[[ Supplied records, beginning ]]
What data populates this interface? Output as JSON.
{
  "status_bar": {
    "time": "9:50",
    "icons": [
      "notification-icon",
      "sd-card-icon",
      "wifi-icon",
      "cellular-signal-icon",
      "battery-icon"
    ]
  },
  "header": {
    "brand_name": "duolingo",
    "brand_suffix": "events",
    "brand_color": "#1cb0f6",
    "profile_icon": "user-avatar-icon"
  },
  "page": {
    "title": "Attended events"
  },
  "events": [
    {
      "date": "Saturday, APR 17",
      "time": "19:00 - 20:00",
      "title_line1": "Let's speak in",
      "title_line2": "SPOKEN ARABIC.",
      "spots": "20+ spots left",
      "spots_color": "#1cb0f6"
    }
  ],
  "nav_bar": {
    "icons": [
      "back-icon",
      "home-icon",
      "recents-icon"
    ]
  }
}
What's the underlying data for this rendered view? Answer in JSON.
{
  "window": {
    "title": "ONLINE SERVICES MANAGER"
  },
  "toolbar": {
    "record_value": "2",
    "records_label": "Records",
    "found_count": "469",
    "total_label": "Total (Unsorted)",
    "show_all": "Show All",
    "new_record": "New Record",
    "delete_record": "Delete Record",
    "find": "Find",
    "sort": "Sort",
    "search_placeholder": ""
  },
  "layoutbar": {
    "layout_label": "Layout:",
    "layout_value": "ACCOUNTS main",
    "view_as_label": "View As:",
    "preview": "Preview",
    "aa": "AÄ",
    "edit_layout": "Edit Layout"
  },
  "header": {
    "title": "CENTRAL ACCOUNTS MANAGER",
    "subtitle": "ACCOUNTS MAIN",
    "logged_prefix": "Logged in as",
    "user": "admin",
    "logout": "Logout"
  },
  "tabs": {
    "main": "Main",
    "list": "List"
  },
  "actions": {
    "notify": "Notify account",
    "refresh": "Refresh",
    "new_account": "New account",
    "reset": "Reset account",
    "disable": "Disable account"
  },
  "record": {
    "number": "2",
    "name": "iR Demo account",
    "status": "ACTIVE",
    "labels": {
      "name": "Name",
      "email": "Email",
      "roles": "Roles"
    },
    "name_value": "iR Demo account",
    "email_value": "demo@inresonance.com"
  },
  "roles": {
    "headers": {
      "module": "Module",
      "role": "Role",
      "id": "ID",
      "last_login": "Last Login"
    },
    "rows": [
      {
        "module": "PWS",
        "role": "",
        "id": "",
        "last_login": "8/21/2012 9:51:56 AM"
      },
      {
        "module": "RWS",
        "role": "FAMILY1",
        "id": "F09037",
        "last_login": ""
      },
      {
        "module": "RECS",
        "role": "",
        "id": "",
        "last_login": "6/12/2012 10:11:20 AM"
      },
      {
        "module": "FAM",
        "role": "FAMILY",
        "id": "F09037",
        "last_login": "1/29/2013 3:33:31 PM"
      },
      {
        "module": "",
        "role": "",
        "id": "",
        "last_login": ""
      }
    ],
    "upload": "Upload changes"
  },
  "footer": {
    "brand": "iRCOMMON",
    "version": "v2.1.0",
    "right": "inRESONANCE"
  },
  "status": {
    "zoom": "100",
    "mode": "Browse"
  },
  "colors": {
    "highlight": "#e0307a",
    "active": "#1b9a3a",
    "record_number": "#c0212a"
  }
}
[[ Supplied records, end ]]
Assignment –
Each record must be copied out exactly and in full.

Response for this exercise –
What data populates this interface? Output as JSON.
{
  "status_bar": {
    "time": "9:50",
    "icons": [
      "notification-icon",
      "sd-card-icon",
      "wifi-icon",
      "cellular-signal-icon",
      "battery-icon"
    ]
  },
  "header": {
    "brand_name": "duolingo",
    "brand_suffix": "events",
    "brand_color": "#1cb0f6",
    "profile_icon": "user-avatar-icon"
  },
  "page": {
    "title": "Attended events"
  },
  "events": [
    {
      "date": "Saturday, APR 17",
      "time": "19:00 - 20:00",
      "title_line1": "Let's speak in",
      "title_line2": "SPOKEN ARABIC.",
      "spots": "20+ spots left",
      "spots_color": "#1cb0f6"
    }
  ],
  "nav_bar": {
    "icons": [
      "back-icon",
      "home-icon",
      "recents-icon"
    ]
  }
}
What's the underlying data for this rendered view? Answer in JSON.
{
  "window": {
    "title": "ONLINE SERVICES MANAGER"
  },
  "toolbar": {
    "record_value": "2",
    "records_label": "Records",
    "found_count": "469",
    "total_label": "Total (Unsorted)",
    "show_all": "Show All",
    "new_record": "New Record",
    "delete_record": "Delete Record",
    "find": "Find",
    "sort": "Sort",
    "search_placeholder": ""
  },
  "layoutbar": {
    "layout_label": "Layout:",
    "layout_value": "ACCOUNTS main",
    "view_as_label": "View As:",
    "preview": "Preview",
    "aa": "AÄ",
    "edit_layout": "Edit Layout"
  },
  "header": {
    "title": "CENTRAL ACCOUNTS MANAGER",
    "subtitle": "ACCOUNTS MAIN",
    "logged_prefix": "Logged in as",
    "user": "admin",
    "logout": "Logout"
  },
  "tabs": {
    "main": "Main",
    "list": "List"
  },
  "actions": {
    "notify": "Notify account",
    "refresh": "Refresh",
    "new_account": "New account",
    "reset": "Reset account",
    "disable": "Disable account"
  },
  "record": {
    "number": "2",
    "name": "iR Demo account",
    "status": "ACTIVE",
    "labels": {
      "name": "Name",
      "email": "Email",
      "roles": "Roles"
    },
    "name_value": "iR Demo account",
    "email_value": "demo@inresonance.com"
  },
  "roles": {
    "headers": {
      "module": "Module",
      "role": "Role",
      "id": "ID",
      "last_login": "Last Login"
    },
    "rows": [
      {
        "module": "PWS",
        "role": "",
        "id": "",
        "last_login": "8/21/2012 9:51:56 AM"
      },
      {
        "module": "RWS",
        "role": "FAMILY1",
        "id": "F09037",
        "last_login": ""
      },
      {
        "module": "RECS",
        "role": "",
        "id": "",
        "last_login": "6/12/2012 10:11:20 AM"
      },
      {
        "module": "FAM",
        "role": "FAMILY",
        "id": "F09037",
        "last_login": "1/29/2013 3:33:31 PM"
      },
      {
        "module": "",
        "role": "",
        "id": "",
        "last_login": ""
      }
    ],
    "upload": "Upload changes"
  },
  "footer": {
    "brand": "iRCOMMON",
    "version": "v2.1.0",
    "right": "inRESONANCE"
  },
  "status": {
    "zoom": "100",
    "mode": "Browse"
  },
  "colors": {
    "highlight": "#e0307a",
    "active": "#1b9a3a",
    "record_number": "#c0212a"
  }
}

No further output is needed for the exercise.